Assignment — Whenever a line in the data contains "category", show that line.
(Beginning of Records for the task)
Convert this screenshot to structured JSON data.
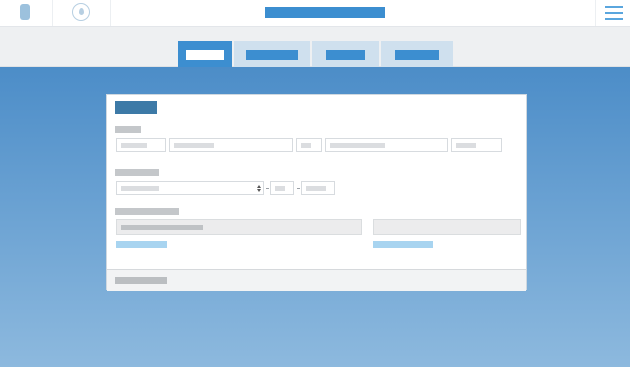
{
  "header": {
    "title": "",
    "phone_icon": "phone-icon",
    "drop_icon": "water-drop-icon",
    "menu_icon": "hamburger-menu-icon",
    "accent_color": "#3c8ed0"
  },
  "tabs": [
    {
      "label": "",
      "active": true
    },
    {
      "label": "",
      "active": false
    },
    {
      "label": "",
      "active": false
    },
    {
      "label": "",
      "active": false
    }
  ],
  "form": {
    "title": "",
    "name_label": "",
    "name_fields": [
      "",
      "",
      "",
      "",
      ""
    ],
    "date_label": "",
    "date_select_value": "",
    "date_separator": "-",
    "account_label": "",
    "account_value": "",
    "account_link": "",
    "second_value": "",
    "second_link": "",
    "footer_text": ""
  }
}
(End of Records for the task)
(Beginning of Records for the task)
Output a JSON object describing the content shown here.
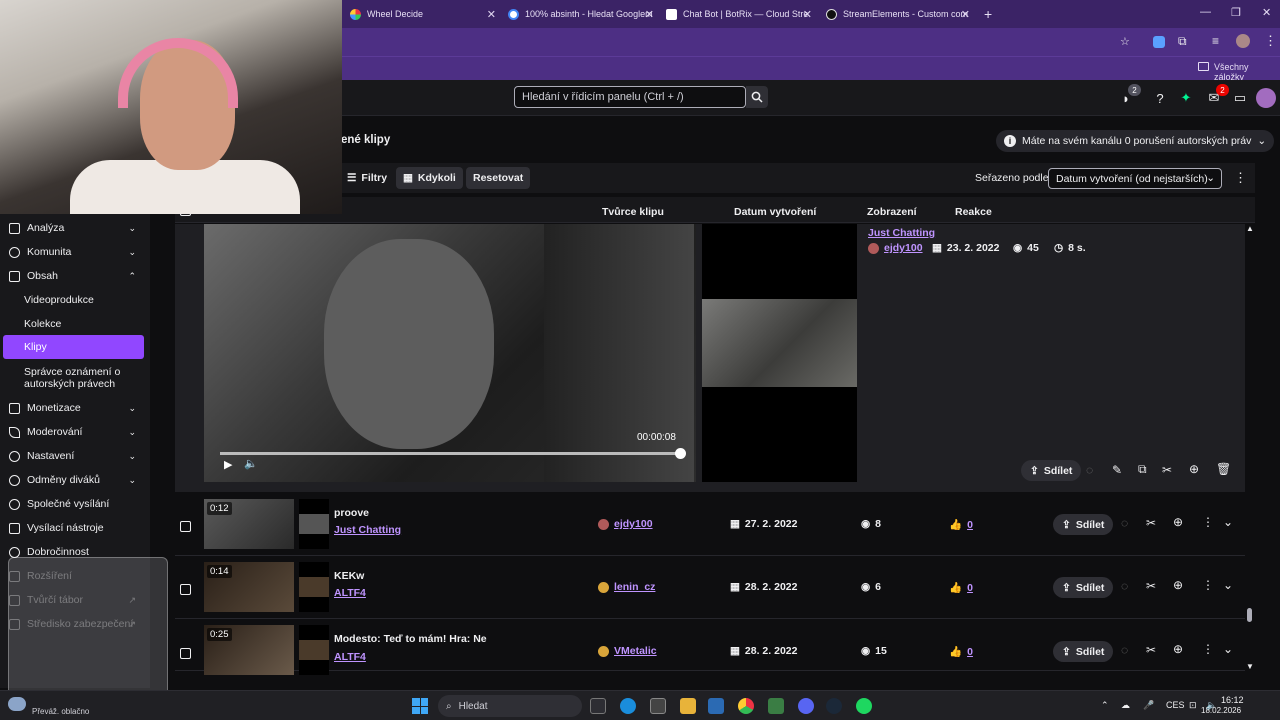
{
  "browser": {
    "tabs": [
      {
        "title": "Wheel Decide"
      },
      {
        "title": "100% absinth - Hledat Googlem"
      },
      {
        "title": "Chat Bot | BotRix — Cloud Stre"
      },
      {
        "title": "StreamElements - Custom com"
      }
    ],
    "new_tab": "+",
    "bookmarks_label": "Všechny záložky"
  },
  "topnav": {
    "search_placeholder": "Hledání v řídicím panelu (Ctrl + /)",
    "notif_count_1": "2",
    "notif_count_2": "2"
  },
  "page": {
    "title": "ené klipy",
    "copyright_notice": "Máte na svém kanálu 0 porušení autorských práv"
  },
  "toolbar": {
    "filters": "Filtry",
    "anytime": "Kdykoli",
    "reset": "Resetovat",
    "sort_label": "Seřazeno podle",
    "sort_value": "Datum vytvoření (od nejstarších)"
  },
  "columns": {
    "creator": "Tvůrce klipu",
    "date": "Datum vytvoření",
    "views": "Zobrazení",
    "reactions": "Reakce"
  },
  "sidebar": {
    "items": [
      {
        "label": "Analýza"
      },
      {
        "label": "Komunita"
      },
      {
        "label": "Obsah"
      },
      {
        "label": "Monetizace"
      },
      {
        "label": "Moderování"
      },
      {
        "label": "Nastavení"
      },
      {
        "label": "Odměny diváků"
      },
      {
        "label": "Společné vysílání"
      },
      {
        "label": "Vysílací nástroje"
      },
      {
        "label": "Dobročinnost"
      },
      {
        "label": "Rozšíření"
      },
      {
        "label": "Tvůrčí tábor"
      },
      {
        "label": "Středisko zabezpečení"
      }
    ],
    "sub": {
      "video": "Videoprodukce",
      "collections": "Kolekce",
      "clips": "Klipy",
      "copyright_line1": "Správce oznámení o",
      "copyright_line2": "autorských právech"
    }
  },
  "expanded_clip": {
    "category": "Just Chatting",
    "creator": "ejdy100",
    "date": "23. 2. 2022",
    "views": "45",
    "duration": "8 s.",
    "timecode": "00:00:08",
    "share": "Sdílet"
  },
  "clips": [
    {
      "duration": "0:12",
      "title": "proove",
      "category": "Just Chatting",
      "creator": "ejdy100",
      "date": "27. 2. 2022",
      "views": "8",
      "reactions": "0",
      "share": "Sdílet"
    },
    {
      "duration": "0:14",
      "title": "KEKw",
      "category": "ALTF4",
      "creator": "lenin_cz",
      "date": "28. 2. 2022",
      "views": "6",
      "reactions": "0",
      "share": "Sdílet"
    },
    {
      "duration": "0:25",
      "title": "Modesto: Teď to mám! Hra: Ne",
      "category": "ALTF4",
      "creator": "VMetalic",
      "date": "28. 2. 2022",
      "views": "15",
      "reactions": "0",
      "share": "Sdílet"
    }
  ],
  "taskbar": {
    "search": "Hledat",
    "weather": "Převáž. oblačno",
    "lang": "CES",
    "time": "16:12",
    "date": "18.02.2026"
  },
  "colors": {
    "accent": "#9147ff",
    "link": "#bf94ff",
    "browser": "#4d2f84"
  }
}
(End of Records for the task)
Completed task —
    "category": "Just Chatting",
      "category": "Just Chatting",
      "category": "ALTF4",
      "category": "ALTF4",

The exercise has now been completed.